May 18, 2016 1:58PM

Frenemies of the TPP

All the presidential candidates are opposed to the Trans‐​Pacific Partnership, some because protectionism seems to sell well during elections and others because they generally oppose foreign trade. But the most immediate obstacle to passage of the TPP may be a counterproductive demand from one of the agreement’s most ardent congressional supporters.

Orrin Hatch (R‐​Utah) is Chair of the Senate Finance Committee, which oversees trade policy, where he has been instrumental in securing trade promotion authority and building support among Republicans for the TPP. Hatch is also a committed advocate for the inclusion of strong intellectual property protections in trade agreements and has been very critical of one provision in the TPP that he doesn’t think goes far enough to provide regulatory exclusivity for biologic drugs. He’s made his support for the entire agreement contingent on whether the administration can fix that one provision. 

Exclusivity (often called data exclusivity) is the practice of denying regulatory approval of a competitor’s drug until the original drug has had a numbers of years of monopoly status in the market. This is unrelated to whether the drug is covered by a patent. 

The U.S. government provides 12 years of exclusivity, the highest of any country in the world, for a special class of drugs known as biologics. At Hatch’s insistence, U.S. negotiators officially pushed for a minimum 12 year term in the TPP. 

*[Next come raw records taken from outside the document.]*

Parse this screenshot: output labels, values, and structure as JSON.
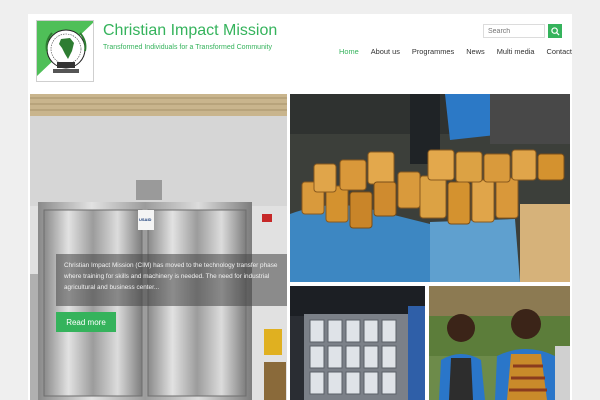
{
  "site": {
    "title": "Christian Impact Mission",
    "tagline": "Transformed Individuals for a Transformed Community"
  },
  "search": {
    "placeholder": "Search"
  },
  "nav": {
    "items": [
      {
        "label": "Home"
      },
      {
        "label": "About us"
      },
      {
        "label": "Programmes"
      },
      {
        "label": "News"
      },
      {
        "label": "Multi media"
      },
      {
        "label": "Contact Us"
      }
    ]
  },
  "hero": {
    "caption": "Christian Impact Mission (CIM) has moved to the technology transfer phase where training for skills and machinery is needed. The need for industrial agricultural and business center...",
    "cta_label": "Read more",
    "cabinet_label": "USAID"
  },
  "gallery": {
    "tiles": [
      {
        "icon": "bread-loaves-photo"
      },
      {
        "icon": "baking-tins-photo"
      },
      {
        "icon": "women-bakers-photo"
      }
    ]
  },
  "colors": {
    "brand_green": "#35b35c"
  }
}
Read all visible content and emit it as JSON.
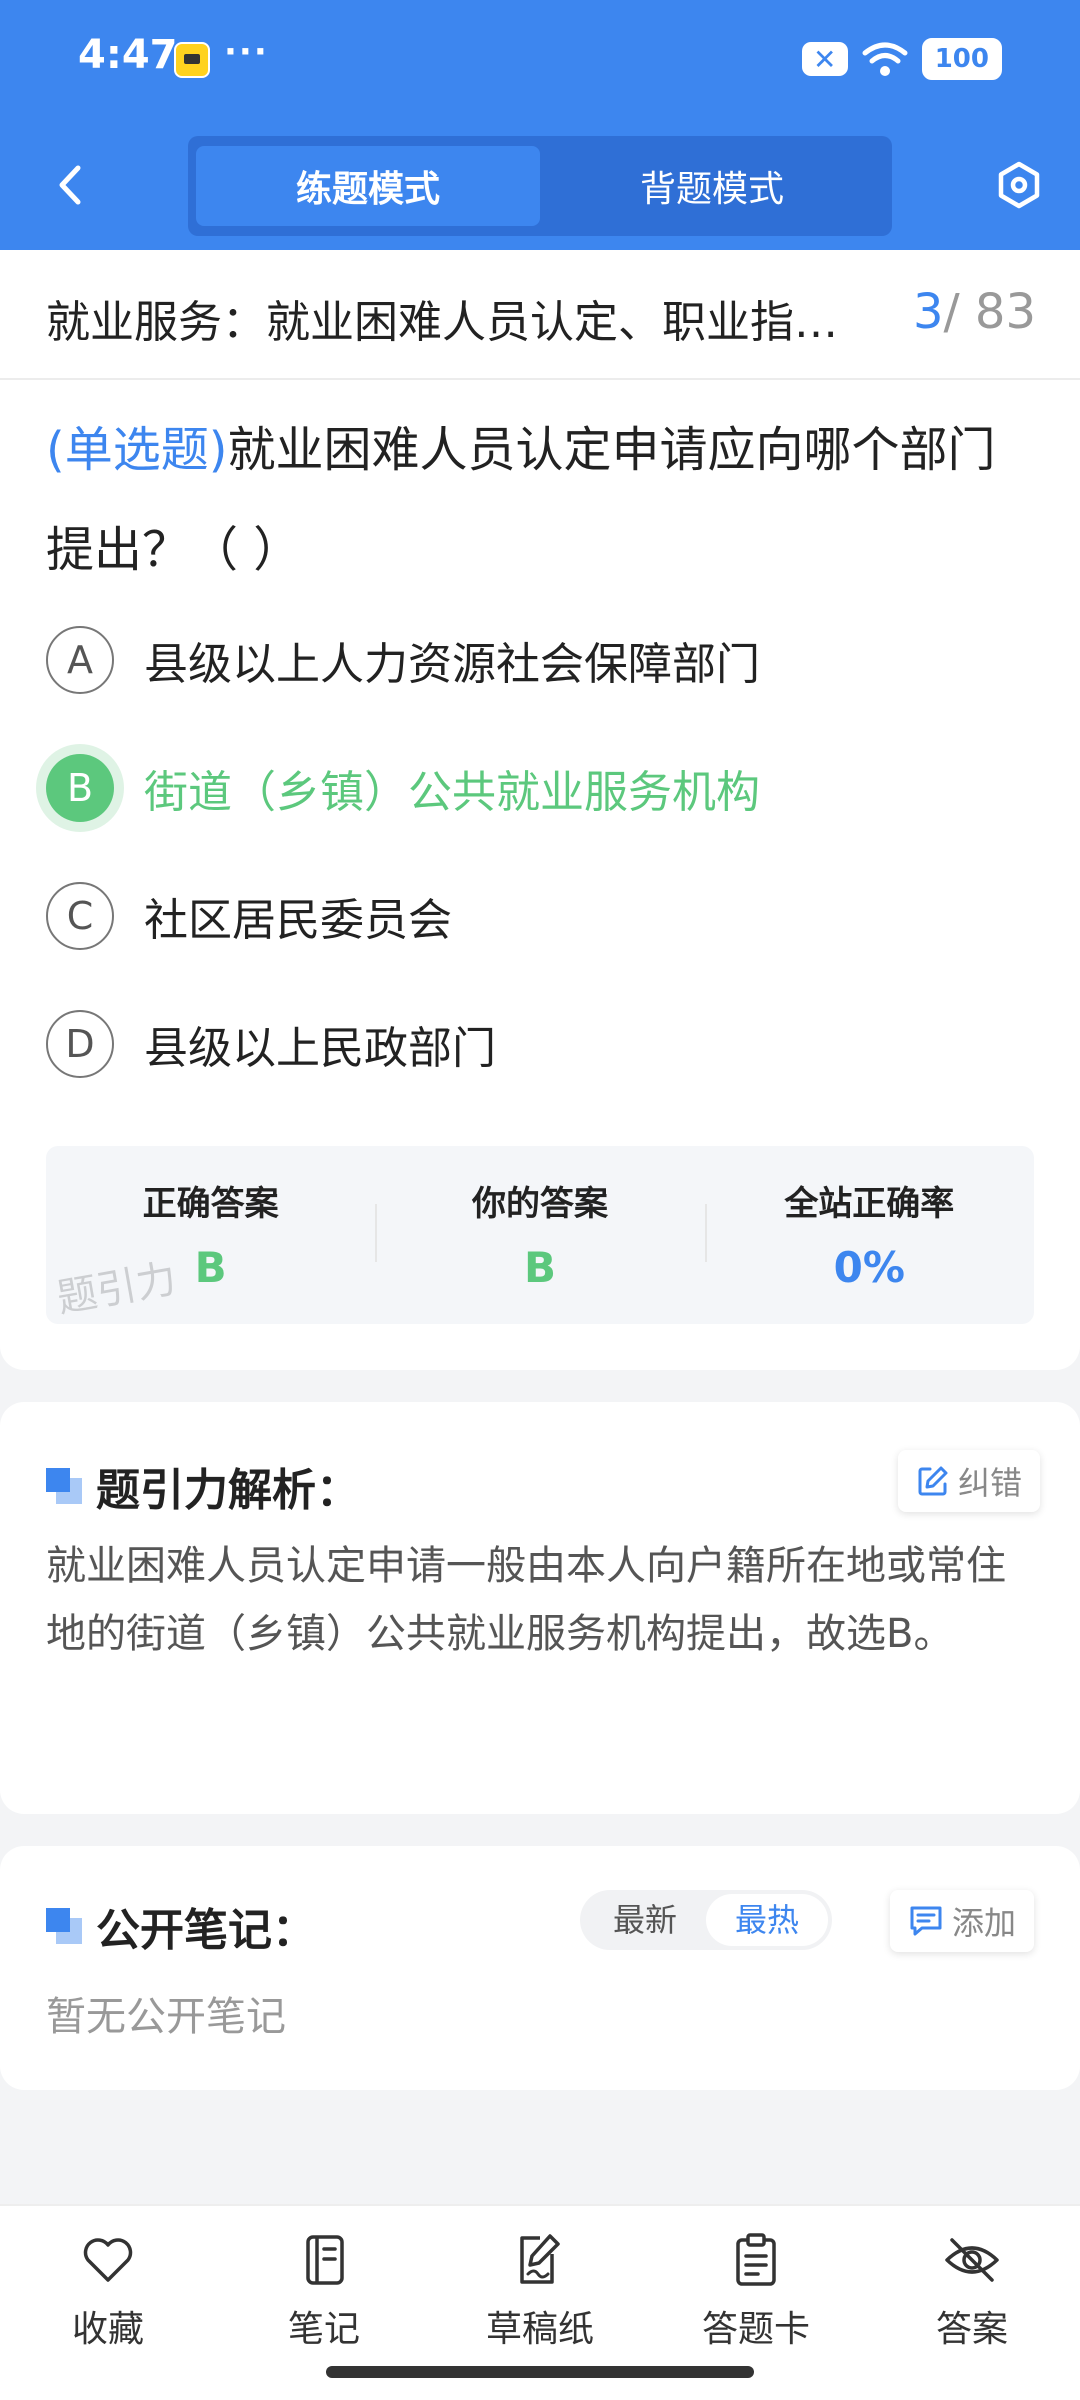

But the TPP was never going to have a 12 year term for biologic exclusivity, because the other members were dead set against it. Japan and Canada currently provide 8 years, while the other TPP members provide either 5 years or zero. There was no interest from the other members to increase their own level of protection, so the United States wasn’t going to be able set an international standard of 12 years. Indeed, U.S. negotiators knew that they best they could really hope for was 8 years. 

Even the 8‐​year proposal met a lot of resistance. Australia was especially adamant that they would not increase exclusivity beyond the 5 years they currently impose. This made biologic exclusivity an especially intractable issue in the TPP negotiations, and the text we now have was agreed to under tremendous pressure to finish the deal and was reached in the closing hours of the negotiations. 

The final compromise is a peculiar dual provision that gives TPP members two options. Under one option, TPP members are required to provide at least 8 years of exclusivity. Under the second option they can provide only 5 years of exclusivity as long as they also use “other measures” to provide a “comparable market outcome” to the first option. What makes the second option extra curious is that “market circumstances” may be relied upon to ensure that 5 years of exclusivity provides a comparable outcome to 8 years. This arrangement enables the U.S. government to claim they negotiated an 8 year term, while Australia can still claim that they didn’t agree to anything more than 5 years. 

Senator Hatch has seen through this simple scheme and correctly describes the provision as requiring only 5 years. Because the requirement to provide a comparable outcome through “other measures” allows reliance on “market circumstances,” there is no requirement for government intervention aside from the 5 year minimum of regulatory exclusivity. The Obama administration is trying to say that 5 + 0 = 8.

The pharmaceutical industry has expressed disappointment at the outcome. They think they should have gotten 12 years, and Senator Hatch seems to agree. But the idea that the TPP could ever have had a 12‐​year term is impressively wishful thinking.

Hatch and the pharmaceutical industry really ought to be happy that they got the 5+ deal in the TPP. That’s more than they had before and it shows that momentum is on their side in adding this new issue into the trade agenda. Creating a special provision that treats biologics differently than other drugs and offers some sort of additional protection sets a bar that can be expanded on in future agreements. The TPP’s dual provision provides a good starting point for U.S. business interests to further develop a more‐​stringent international norm.

It’s been reported that Hatch may be trying to secure a commitment from the administration that it will pressure TPP members who provide only 5 years of exclusivity to adopt particularly effective “other measures” to achieve an 8‐​year outcome when they implement the TPP. Even after implementation, the provision will serve as a mechanism for the U.S. Trade Representative to exert continued pressure on TPP members.

Hatch is essentially complaining that the TPP doesn’t do enough of a good thing. The idea that the agreement could be better is hardly a reason to oppose it altogether. That’s especially true in this case, where the “better agreement” that Hatch and the pharmaceutical industry were asking for was unrealistic. 

The whole episode shows how the politics of trade agreements have gotten mixed up in regulatory issues that don’t have a direct connection to trade. A lot of the regulatory provisions in trade agreements were originally included at the behest of protectionists who wanted to put conditions on trade. That’s why trade agreements include labor and environment rules. 

It’s a shame that supporters of free trade are now also putting so much emphasis on regulatory issues, elevating arcane regulatory tweaks above actual free trade. Senator Hatch’s inflexibility on biologics is only making it harder to achieve the real gains that come from trade liberalization. If Senator Hatch values free trade, he ought not oppose the agreement simply because it doesn’t do as much he would like to benefit one U.S. industry.